--- YOUR TASK ---
Whenever a line below holds the word "free", copy that line.

── MATERIAL FOR THIS EXERCISE ──

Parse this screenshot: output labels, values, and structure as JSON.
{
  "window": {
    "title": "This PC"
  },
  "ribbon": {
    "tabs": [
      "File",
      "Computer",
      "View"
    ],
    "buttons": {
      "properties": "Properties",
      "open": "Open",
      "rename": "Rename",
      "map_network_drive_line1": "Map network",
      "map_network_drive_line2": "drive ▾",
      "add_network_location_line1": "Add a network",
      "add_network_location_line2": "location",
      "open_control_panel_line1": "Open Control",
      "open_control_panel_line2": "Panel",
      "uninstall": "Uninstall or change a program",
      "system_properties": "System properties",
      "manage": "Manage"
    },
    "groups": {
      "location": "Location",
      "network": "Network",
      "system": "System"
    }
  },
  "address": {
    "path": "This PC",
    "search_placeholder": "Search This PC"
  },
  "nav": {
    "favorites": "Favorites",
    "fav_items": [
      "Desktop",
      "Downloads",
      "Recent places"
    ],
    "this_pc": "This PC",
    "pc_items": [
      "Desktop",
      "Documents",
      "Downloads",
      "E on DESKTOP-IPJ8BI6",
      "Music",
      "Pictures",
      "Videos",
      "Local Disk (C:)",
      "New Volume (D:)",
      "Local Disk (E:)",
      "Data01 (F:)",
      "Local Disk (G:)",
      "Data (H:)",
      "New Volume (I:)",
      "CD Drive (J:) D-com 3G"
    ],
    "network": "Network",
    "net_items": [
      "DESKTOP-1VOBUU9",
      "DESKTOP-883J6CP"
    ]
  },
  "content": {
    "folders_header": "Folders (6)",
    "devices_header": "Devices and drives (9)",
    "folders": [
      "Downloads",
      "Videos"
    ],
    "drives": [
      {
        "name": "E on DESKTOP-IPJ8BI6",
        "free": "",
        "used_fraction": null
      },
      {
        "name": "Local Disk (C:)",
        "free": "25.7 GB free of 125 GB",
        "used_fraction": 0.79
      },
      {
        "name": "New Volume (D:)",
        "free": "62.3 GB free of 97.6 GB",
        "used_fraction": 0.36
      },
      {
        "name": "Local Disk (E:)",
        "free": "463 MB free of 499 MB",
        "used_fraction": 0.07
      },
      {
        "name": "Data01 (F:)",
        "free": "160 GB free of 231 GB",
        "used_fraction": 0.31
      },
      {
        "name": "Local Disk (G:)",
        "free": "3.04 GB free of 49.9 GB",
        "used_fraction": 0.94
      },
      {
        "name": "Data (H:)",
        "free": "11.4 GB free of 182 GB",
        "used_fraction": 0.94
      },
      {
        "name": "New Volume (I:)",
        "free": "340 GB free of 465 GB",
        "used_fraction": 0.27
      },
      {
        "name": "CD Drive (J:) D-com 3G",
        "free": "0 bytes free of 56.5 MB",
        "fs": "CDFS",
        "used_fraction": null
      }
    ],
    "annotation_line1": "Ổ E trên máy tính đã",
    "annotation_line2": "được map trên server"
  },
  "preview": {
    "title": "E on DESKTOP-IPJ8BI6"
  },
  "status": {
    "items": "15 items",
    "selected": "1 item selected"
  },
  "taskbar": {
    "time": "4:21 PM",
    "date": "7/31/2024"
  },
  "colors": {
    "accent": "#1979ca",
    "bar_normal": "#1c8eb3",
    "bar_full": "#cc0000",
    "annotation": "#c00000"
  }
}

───

--- YOUR SOLUTION ---
        "free": "",
        "free": "25.7 GB free of 125 GB",
        "free": "62.3 GB free of 97.6 GB",
        "free": "463 MB free of 499 MB",
        "free": "160 GB free of 231 GB",
        "free": "3.04 GB free of 49.9 GB",
        "free": "11.4 GB free of 182 GB",
        "free": "340 GB free of 465 GB",
        "free": "0 bytes free of 56.5 MB",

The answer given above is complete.